| PROBLEM DESCRIPTION |
Working through the lines below, return each one that holds "label".

| INFORMATION PROVIDED |

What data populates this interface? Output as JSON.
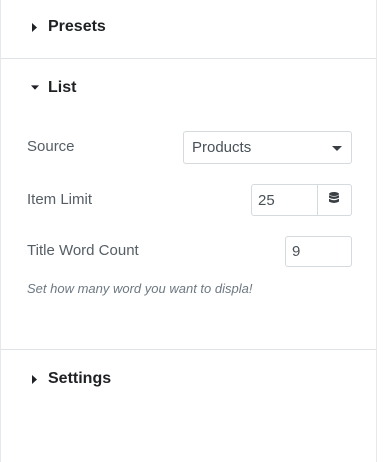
{
  "sections": {
    "presets": {
      "title": "Presets",
      "expanded": false
    },
    "list": {
      "title": "List",
      "expanded": true
    },
    "settings": {
      "title": "Settings",
      "expanded": false
    }
  },
  "fields": {
    "source": {
      "label": "Source",
      "value": "Products"
    },
    "item_limit": {
      "label": "Item Limit",
      "value": "25"
    },
    "title_word_count": {
      "label": "Title Word Count",
      "value": "9"
    }
  },
  "description": "Set how many word you want to displa!",
  "icons": {
    "collapsed": "caret-right-icon",
    "expanded": "caret-down-icon",
    "dynamic": "database-icon",
    "select": "chevron-down-icon"
  }
}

| TASK RESPONSE |
      "label": "Source",
      "label": "Item Limit",
      "label": "Title Word Count",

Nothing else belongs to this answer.